You stumble out of his office in a hazy fog, not sure what to do next. You feel lost, adrift, rudderless. In a desperate attempt to stave off the growing sense of hopelessness and depression that you feel growing in your soul, you do the one thing that you know has kept these demons at bay in the past—you go to your car, and right there in the parking lot, you change into your emergency running shorts and shoes that you always keep in your trunk, and you head out for a run. The hot, knife-like pain that you feel each time your right foot strikes the ground almost feels good, and the tears sting your eyes and start to track down your cheeks as the miles roll by…
This patient, in various forms, walks into our office at the Sharon Sports Medicine Center every day.
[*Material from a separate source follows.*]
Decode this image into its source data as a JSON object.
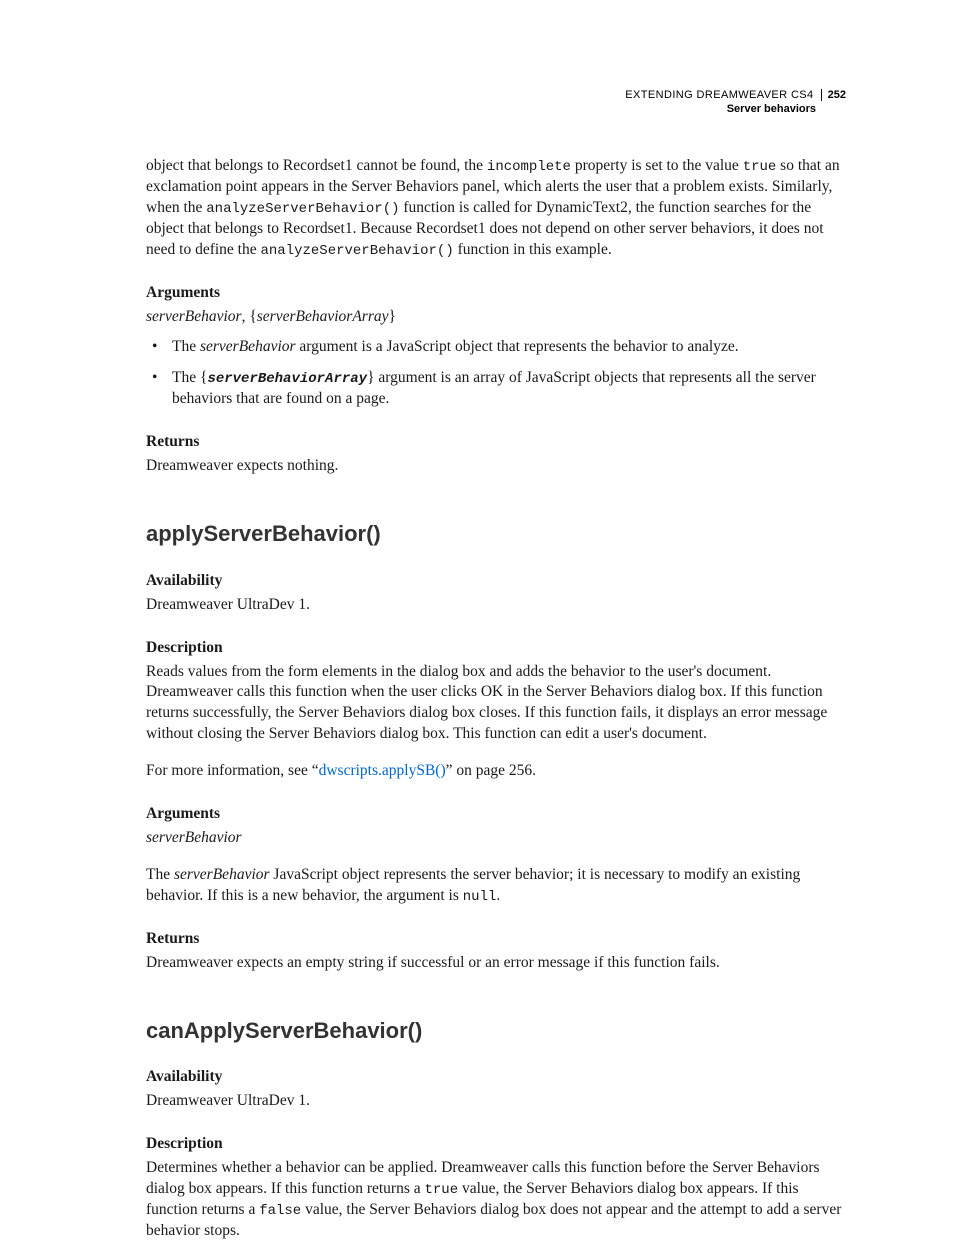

While our team in Sharon sees it as our mission to do everything possible to get our athletes back to the sports that they love as quickly as possible, we often must counsel our patients to find another activity to augment or replace their current one. Making this transition can be difficult, especially when it is forced upon the athlete due to injury or medical illness. Some athletes never recover from such a transition—weight gain, muscle atrophy, and general inertia set in, and another former athlete is born.
A far healthier model, in my opinion, is to cultivate skills and affection for a variety of athletic activities before injury, illness, or life circumstances take away your first love. Here in Vermont, we live in an incredible environment with four distinct seasons. Take advantage of winter and learn to love Nordic skiing or ice skating or snowshoeing.
If the cold is really intolerable to you, then join a master’s swimming team and get into the smoothest, gentlest, and best workout going. Cut back on your running or cycling miles during the winter and work your body in a new way. You will maintain cardiovascular fitness while letting your body heal from the nagging areas provoked by any single endurance activity. I believe that any athlete should have at least three aerobic activities that he or she can easily transition between during each season. This does not mean that you can’t focus or train to excel in one area, but cross training will make you stronger, decrease your injury risk, and protect you for the day when something goes wrong. This is especially true for the over-40 athlete. Develop a love for the smooth and gentle sports—ones that don’t pound or traumatize your joints and tendons—swimming, rowing, Nordic skiing, and cycling are great options in this area.
Just as the time to invest in precious metals is not after the stock market has tanked and gold has topped $1,000/oz., the time to invest in a new athletic endeavor is not after you have lost your primary athletic asset, but before, while you are healthy, happy, and athletically strong. This strategy will protect you for the hard times, and keep you moving, healthy, and fit for a lifetime.
Peter Loescher is a board-certified family practitioner and sports medicine physician at the Sharon Health Center in Sharon, VT, an affiliate of Gifford Medical Center. He completed a residency in family practice at Dartmouth Hitchcock Medical Center and a fellowship in sports medicine at the University of Oklahoma and Eastern Oklahoma Orthopedic Center, Tulsa. He is the sports medicine director at The Cardigan Mountain School and provides medical coverage at many local athletic events. When not at the office, he can be found running, biking, and skiing the byways and trails of northern New England. You can reach him at PLoescher@giffordmed.org